What to produce: The lines to copy are those in the listing that hold the word "results".

Data provided:

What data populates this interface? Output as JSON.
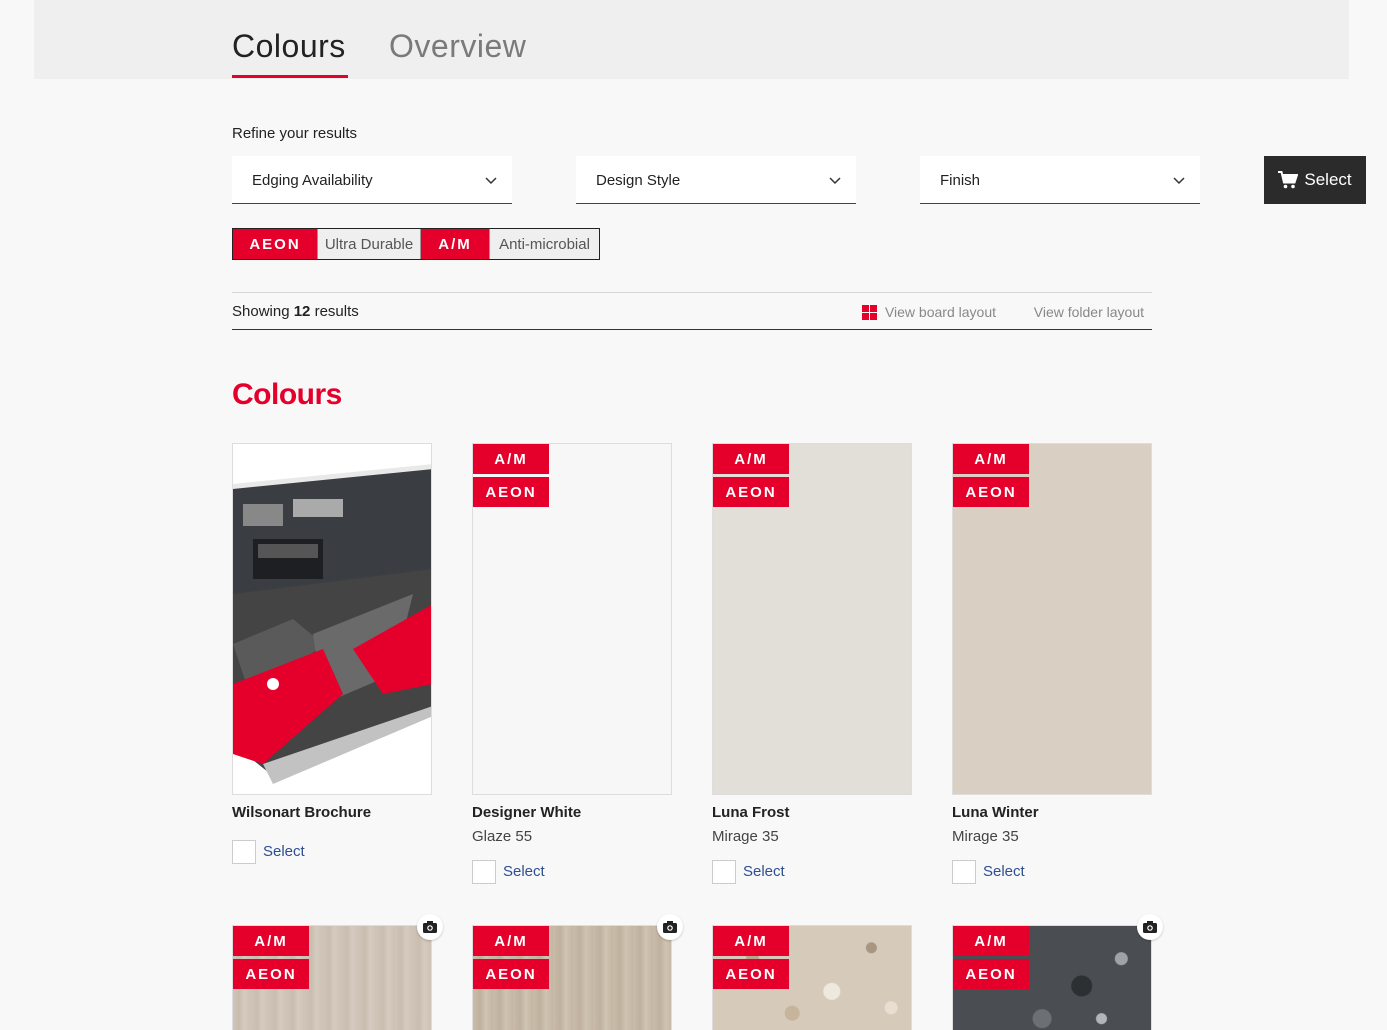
{
  "tabs": [
    {
      "label": "Colours",
      "active": true
    },
    {
      "label": "Overview",
      "active": false
    }
  ],
  "filters": {
    "refine_label": "Refine your results",
    "dropdowns": [
      {
        "label": "Edging Availability"
      },
      {
        "label": "Design Style"
      },
      {
        "label": "Finish"
      }
    ],
    "cart_button": "Select",
    "legend": {
      "aeon_badge": "AEON",
      "aeon_desc": "Ultra Durable",
      "am_badge": "A/M",
      "am_desc": "Anti-microbial"
    }
  },
  "results": {
    "prefix": "Showing",
    "count": "12",
    "suffix": "results",
    "view_board": "View board layout",
    "view_folder": "View folder layout"
  },
  "section_title": "Colours",
  "colors": {
    "accent": "#e4002b",
    "link": "#2d4f8f",
    "dark_button": "#2b2b2b"
  },
  "cards": [
    {
      "name": "Wilsonart Brochure",
      "sub": "",
      "select": "Select",
      "tags": []
    },
    {
      "name": "Designer White",
      "sub": "Glaze 55",
      "select": "Select",
      "tags": [
        "A/M",
        "AEON"
      ]
    },
    {
      "name": "Luna Frost",
      "sub": "Mirage 35",
      "select": "Select",
      "tags": [
        "A/M",
        "AEON"
      ]
    },
    {
      "name": "Luna Winter",
      "sub": "Mirage 35",
      "select": "Select",
      "tags": [
        "A/M",
        "AEON"
      ]
    }
  ],
  "row2_cards": [
    {
      "tags": [
        "A/M",
        "AEON"
      ],
      "camera": true
    },
    {
      "tags": [
        "A/M",
        "AEON"
      ],
      "camera": true
    },
    {
      "tags": [
        "A/M",
        "AEON"
      ],
      "camera": false
    },
    {
      "tags": [
        "A/M",
        "AEON"
      ],
      "camera": true
    }
  ]
}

Answer area:
    "refine_label": "Refine your results",
  "results": {
    "suffix": "results",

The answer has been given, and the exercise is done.